## EXERCISE PROMPT
For every line that contains the string "Company", pull that line out of the material below.

## SOURCE RECORDS

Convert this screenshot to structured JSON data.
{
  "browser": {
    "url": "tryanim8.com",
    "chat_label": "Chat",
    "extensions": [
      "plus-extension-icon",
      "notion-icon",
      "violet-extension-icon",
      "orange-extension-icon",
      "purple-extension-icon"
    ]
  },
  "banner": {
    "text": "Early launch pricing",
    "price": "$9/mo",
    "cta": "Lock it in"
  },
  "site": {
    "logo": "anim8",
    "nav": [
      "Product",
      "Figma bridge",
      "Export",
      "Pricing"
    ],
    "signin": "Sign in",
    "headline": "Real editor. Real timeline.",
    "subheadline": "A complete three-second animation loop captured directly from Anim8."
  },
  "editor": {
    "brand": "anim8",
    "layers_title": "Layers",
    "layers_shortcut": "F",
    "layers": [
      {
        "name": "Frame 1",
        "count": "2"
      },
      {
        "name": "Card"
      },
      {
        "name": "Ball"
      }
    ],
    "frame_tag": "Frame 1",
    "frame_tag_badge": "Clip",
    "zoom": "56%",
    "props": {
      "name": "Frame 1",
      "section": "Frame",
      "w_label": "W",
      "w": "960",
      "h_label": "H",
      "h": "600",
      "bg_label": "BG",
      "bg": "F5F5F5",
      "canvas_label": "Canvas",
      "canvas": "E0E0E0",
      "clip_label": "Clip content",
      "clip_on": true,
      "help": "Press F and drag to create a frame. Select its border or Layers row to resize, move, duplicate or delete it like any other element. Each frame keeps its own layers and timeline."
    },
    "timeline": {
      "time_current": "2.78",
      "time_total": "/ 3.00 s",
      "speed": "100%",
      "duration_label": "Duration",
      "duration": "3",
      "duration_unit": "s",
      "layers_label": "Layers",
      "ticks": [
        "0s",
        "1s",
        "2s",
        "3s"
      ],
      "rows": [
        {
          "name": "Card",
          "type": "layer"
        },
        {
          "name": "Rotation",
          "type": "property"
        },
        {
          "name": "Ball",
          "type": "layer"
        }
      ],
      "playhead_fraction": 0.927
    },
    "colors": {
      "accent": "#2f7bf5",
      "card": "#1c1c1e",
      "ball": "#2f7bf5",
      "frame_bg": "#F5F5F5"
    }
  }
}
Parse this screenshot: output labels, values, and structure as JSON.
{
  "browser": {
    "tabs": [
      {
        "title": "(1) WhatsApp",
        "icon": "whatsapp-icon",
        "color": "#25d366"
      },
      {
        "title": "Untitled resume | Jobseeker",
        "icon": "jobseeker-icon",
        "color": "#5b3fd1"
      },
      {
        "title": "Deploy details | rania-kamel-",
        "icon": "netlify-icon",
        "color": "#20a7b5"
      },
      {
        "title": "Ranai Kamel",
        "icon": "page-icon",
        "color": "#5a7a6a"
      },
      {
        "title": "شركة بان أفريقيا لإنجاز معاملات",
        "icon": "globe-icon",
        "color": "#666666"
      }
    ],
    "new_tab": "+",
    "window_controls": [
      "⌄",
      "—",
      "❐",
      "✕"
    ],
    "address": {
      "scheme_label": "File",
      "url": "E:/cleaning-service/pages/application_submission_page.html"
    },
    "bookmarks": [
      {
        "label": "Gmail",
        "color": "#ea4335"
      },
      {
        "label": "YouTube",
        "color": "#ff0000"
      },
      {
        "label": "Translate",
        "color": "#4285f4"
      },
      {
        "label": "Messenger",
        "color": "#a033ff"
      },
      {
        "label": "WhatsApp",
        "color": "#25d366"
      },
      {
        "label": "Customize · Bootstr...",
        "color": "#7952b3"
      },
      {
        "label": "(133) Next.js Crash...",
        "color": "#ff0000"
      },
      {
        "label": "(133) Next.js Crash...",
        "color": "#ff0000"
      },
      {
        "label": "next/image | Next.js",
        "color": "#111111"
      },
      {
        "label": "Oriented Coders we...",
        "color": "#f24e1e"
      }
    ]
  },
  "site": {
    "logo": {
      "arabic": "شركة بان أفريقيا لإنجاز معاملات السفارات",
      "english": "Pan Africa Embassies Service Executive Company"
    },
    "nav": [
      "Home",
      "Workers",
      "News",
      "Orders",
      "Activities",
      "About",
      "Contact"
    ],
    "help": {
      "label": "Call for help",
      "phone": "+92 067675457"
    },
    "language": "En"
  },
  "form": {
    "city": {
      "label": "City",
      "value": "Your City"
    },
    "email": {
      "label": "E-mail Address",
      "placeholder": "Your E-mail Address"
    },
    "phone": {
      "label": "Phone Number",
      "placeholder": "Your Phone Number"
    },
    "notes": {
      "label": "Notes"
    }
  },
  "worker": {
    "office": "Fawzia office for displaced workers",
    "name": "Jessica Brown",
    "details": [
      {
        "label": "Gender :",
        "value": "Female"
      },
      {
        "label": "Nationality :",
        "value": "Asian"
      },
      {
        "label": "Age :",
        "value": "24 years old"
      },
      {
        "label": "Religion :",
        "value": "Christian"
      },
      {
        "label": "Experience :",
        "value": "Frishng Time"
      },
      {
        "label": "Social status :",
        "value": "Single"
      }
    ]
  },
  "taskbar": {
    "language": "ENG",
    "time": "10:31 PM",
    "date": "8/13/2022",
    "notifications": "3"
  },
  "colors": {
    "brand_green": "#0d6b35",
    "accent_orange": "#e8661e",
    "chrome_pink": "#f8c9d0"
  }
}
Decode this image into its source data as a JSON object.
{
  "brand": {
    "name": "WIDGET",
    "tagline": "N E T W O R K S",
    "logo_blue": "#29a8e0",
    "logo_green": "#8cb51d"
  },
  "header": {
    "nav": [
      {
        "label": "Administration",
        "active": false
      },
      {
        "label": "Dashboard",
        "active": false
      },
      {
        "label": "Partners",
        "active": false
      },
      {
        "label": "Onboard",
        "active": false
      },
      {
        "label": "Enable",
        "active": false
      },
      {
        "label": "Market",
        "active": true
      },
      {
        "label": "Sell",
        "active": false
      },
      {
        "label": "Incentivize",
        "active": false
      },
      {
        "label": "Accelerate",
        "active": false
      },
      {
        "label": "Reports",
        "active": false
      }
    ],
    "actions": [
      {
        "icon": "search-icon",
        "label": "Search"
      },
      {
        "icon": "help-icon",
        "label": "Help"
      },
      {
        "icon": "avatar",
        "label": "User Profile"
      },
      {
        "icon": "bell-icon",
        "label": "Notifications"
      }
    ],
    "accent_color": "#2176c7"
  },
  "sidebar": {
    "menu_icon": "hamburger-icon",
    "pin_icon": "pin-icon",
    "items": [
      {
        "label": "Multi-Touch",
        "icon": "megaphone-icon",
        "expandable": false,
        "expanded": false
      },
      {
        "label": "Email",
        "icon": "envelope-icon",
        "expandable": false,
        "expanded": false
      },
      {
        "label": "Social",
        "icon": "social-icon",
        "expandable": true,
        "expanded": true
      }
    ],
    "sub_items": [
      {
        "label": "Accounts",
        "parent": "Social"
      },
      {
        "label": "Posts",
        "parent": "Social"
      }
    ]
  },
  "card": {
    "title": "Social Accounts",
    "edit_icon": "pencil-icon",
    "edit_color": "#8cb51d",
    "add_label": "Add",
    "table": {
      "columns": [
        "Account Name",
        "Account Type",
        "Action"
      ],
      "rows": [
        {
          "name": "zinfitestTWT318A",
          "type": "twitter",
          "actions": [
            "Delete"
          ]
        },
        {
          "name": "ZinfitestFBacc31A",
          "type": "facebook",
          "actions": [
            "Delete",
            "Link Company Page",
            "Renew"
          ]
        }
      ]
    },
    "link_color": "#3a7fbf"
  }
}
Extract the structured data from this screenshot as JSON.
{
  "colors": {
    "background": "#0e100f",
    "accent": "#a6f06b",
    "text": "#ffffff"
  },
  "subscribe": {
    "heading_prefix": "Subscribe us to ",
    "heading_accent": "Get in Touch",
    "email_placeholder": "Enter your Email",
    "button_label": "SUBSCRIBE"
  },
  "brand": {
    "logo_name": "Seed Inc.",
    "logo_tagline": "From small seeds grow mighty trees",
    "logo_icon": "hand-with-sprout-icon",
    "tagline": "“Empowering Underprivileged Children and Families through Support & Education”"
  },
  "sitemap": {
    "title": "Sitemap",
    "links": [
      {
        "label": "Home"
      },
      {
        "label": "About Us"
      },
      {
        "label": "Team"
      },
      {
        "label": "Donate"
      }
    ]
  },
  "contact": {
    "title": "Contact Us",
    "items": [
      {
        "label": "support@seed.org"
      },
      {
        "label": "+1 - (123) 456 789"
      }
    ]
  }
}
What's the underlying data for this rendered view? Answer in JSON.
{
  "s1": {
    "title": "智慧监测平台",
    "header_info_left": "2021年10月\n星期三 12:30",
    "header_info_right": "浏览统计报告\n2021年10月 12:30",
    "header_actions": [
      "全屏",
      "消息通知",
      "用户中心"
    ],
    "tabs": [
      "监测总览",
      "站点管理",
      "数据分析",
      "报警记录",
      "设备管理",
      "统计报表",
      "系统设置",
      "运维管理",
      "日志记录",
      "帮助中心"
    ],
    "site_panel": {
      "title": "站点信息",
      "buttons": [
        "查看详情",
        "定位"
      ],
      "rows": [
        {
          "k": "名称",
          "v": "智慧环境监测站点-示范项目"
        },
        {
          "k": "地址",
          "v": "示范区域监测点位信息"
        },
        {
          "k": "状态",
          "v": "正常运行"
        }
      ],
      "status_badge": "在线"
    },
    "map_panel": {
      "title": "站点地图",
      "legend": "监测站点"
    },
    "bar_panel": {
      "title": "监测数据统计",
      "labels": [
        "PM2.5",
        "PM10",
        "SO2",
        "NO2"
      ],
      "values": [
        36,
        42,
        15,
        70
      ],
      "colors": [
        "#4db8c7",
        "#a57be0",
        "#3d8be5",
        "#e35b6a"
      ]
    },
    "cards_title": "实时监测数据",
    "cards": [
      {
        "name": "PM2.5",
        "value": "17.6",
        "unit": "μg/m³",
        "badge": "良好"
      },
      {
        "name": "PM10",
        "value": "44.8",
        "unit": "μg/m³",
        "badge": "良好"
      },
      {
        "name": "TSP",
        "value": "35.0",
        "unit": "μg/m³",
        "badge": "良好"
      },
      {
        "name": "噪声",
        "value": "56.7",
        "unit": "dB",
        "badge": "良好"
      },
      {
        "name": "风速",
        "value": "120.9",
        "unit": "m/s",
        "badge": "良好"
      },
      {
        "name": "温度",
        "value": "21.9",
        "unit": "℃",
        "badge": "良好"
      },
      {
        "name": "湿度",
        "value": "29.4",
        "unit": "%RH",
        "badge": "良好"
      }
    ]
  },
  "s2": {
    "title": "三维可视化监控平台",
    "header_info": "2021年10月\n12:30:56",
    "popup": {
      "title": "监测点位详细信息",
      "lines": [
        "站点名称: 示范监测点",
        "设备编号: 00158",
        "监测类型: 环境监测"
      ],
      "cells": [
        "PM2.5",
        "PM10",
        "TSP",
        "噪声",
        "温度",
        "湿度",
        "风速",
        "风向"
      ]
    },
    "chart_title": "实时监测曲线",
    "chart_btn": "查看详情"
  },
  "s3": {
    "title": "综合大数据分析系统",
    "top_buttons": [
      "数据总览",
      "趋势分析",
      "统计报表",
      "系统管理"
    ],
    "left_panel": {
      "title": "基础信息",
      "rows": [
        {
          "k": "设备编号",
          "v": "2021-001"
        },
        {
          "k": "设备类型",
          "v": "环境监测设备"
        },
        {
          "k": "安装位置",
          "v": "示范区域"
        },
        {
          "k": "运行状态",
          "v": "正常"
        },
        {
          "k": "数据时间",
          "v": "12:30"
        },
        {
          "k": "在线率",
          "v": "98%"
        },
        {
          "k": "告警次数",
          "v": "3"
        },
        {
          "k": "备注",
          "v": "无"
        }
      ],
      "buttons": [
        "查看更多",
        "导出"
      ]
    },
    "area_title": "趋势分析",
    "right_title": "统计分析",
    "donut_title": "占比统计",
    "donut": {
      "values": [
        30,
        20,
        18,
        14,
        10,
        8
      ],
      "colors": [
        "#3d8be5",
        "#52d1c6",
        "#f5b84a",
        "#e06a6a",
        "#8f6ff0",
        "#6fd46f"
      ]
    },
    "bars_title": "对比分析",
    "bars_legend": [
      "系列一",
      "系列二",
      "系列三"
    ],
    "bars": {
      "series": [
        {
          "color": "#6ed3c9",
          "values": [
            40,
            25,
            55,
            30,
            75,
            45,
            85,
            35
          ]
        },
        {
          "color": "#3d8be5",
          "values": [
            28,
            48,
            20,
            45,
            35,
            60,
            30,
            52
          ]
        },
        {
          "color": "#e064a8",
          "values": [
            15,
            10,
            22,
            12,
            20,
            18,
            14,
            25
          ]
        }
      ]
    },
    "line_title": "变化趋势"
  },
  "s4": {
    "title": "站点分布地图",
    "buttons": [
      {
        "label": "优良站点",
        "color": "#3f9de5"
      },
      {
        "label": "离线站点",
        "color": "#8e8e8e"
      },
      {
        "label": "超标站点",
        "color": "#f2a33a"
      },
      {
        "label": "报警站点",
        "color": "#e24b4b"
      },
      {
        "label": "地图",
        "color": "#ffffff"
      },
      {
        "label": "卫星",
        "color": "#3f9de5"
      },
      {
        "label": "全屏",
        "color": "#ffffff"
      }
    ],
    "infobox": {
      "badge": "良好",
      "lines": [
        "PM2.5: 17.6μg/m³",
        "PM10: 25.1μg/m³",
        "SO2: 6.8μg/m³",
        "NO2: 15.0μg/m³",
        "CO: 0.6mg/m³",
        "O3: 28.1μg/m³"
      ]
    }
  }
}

## TASK ANSWER
      "english": "Pan Africa Embassies Service Executive Company"
            "Link Company Page",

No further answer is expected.